-- Supplied material follows --

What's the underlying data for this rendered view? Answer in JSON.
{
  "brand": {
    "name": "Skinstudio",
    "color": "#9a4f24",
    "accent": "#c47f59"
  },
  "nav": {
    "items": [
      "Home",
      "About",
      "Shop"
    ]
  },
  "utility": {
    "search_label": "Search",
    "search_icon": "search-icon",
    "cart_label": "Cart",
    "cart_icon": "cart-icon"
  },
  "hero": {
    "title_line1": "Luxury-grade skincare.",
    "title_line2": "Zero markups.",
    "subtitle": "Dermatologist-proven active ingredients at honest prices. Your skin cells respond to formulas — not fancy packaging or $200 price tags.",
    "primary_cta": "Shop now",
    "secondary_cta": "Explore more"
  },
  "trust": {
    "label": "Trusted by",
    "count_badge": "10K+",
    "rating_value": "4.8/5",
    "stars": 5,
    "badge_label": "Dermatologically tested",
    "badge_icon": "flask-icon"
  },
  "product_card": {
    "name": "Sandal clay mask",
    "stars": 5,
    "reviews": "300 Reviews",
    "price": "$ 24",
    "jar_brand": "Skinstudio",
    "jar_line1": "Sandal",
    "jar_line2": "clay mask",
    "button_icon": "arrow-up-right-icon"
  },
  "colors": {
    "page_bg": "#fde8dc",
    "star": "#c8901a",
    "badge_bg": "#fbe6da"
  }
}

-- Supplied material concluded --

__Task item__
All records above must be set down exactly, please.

__Result of the exercise__
What's the underlying data for this rendered view? Answer in JSON.
{
  "brand": {
    "name": "Skinstudio",
    "color": "#9a4f24",
    "accent": "#c47f59"
  },
  "nav": {
    "items": [
      "Home",
      "About",
      "Shop"
    ]
  },
  "utility": {
    "search_label": "Search",
    "search_icon": "search-icon",
    "cart_label": "Cart",
    "cart_icon": "cart-icon"
  },
  "hero": {
    "title_line1": "Luxury-grade skincare.",
    "title_line2": "Zero markups.",
    "subtitle": "Dermatologist-proven active ingredients at honest prices. Your skin cells respond to formulas — not fancy packaging or $200 price tags.",
    "primary_cta": "Shop now",
    "secondary_cta": "Explore more"
  },
  "trust": {
    "label": "Trusted by",
    "count_badge": "10K+",
    "rating_value": "4.8/5",
    "stars": 5,
    "badge_label": "Dermatologically tested",
    "badge_icon": "flask-icon"
  },
  "product_card": {
    "name": "Sandal clay mask",
    "stars": 5,
    "reviews": "300 Reviews",
    "price": "$ 24",
    "jar_brand": "Skinstudio",
    "jar_line1": "Sandal",
    "jar_line2": "clay mask",
    "button_icon": "arrow-up-right-icon"
  },
  "colors": {
    "page_bg": "#fde8dc",
    "star": "#c8901a",
    "badge_bg": "#fbe6da"
  }
}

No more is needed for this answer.